You see, the small tires combined with a light frame and high torque from the hybrid engine means that if I put my foot down at the lights, I get a little unintentional wheel-spin. It also means that I tend to “take off” at the lights a little faster than your average Texas car (diesel powered 2 ton SUV).
This can cause some people a little consternation. One afternoon I was driving home from church and ended up stopping next to the usual SUV at the lights. When we got the green light, I put my foot down, pulling off smoothly with the usual small (unintentional) wheel-spin. The guy in the large SUV next to me must have seen this little white car with the gay bumper sticker whiz past him and got fed up. He sped up to catch me!
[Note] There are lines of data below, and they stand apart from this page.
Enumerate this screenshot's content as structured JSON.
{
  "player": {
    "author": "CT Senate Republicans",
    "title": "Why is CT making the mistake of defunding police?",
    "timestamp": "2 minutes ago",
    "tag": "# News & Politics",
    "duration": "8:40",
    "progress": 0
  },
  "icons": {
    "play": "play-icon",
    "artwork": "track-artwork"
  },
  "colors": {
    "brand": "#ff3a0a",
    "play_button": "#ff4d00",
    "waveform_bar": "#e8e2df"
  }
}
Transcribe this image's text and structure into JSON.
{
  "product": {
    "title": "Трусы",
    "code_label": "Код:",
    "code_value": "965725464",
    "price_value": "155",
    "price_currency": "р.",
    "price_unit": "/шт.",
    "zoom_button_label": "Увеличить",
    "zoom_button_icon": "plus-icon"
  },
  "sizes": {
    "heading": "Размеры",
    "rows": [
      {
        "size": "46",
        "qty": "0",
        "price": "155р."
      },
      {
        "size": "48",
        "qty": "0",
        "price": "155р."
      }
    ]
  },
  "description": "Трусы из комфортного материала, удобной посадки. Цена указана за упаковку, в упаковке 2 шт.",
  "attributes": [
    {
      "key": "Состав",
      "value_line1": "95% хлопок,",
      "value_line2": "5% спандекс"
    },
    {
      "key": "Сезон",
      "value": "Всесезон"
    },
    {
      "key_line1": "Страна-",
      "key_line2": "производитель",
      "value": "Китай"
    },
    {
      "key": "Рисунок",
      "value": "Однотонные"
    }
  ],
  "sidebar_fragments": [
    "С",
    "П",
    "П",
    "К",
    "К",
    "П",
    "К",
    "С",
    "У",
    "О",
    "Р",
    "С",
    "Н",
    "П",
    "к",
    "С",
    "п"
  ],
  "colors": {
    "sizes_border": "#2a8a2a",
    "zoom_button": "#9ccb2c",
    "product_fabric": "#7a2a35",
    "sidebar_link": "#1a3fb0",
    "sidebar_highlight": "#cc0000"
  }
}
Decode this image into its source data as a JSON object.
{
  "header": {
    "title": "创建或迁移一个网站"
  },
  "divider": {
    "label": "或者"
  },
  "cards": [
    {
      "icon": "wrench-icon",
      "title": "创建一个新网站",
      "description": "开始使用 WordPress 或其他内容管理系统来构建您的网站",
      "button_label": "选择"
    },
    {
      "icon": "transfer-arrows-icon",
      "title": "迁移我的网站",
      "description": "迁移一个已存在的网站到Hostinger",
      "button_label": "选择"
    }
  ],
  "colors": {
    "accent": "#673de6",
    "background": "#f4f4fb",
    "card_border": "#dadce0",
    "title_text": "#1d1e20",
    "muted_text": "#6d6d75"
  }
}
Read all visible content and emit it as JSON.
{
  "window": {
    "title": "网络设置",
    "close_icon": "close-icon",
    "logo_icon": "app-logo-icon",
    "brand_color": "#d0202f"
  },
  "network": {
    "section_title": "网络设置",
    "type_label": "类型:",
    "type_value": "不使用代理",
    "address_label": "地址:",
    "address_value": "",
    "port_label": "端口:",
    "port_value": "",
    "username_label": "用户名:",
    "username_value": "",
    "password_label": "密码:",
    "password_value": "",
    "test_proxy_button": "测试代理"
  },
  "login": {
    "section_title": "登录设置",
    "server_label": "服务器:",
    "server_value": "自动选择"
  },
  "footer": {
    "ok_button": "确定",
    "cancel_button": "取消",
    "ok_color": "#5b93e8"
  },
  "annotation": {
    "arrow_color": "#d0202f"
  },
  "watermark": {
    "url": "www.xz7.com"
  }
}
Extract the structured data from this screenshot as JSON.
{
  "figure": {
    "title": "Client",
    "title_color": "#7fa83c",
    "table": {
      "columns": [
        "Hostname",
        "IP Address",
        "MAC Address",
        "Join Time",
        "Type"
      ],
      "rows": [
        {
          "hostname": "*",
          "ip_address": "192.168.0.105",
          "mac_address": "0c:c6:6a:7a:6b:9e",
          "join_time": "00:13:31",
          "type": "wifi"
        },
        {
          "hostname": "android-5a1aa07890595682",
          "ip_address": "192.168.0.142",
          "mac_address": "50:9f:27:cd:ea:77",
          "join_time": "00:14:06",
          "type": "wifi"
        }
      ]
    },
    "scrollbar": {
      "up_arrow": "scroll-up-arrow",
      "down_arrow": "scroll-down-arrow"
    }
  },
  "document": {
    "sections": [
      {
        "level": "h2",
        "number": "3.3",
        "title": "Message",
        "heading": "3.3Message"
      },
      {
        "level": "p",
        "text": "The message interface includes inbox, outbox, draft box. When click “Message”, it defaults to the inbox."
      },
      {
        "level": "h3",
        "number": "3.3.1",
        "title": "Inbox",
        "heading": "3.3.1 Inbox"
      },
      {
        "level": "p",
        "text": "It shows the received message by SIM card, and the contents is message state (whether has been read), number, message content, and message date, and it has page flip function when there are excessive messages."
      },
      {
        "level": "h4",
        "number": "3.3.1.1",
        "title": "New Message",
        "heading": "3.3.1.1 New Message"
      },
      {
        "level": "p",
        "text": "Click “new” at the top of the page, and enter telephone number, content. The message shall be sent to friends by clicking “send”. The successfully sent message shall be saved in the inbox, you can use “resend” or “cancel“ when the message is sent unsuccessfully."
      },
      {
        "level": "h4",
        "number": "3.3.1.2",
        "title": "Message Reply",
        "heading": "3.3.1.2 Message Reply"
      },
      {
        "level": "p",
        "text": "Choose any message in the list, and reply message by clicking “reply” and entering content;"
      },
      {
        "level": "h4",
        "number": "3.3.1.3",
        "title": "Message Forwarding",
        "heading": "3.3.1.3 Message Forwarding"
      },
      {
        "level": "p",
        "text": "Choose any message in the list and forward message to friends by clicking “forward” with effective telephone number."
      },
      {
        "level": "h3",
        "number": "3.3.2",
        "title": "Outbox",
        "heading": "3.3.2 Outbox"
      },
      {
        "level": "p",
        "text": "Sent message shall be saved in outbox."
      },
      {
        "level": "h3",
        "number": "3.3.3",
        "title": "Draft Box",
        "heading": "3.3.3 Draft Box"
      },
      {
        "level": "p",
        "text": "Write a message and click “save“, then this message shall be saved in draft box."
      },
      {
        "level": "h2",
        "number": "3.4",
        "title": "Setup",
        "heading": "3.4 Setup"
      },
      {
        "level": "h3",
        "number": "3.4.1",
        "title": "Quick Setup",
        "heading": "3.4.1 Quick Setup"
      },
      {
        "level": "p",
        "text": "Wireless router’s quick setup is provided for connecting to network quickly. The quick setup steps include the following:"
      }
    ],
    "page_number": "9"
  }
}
Now, I am not into street racing but there was such a great deal of temptation for me to open the throttle and burn him to the next lights. Instead, I stopped accelerating at the speed limit (35 mph) and let him zoom past me once he had gained enough momentum. He quickly cut in front of me so that at the next lights I would not be able to be so cheeky as to beat him at the lights again.
It’s not that the Prius is slow mind you, not by any stretch of the imagination. Since driving down to Austin I have started driving like a Texan rather than a New Zealander. This means 72 in the 65mph zone and 76 in the 70mph zone. I have found myself slipping into 80mph quite comfortably in certain circumstances. Due to this more aggressive driving, my fuel economy has dropped from 48mpg to 44mpg. Still, with the price of petrol at $2 / gallon, it’s not all that bad.
One always has to be careful of the cops when driving at Texas speeds. The general rule of thumb is “never be the fastest car on the road”. The trick is to ensure you’re never in the lead. If a Texan wants to pass you, they will tailgate you mercilessly at 75mph until you pull out into the right-hand-lane and let them pass. I have become expert at darting into the right-hand-lane to let people whiz past, then back into the left hand lane to get around the large truck.
Since arriving here I have done more driving in a month than I did in my entire lifetime (not too hard really). When I return to New Zealand I will be hard pressed to stay still for long.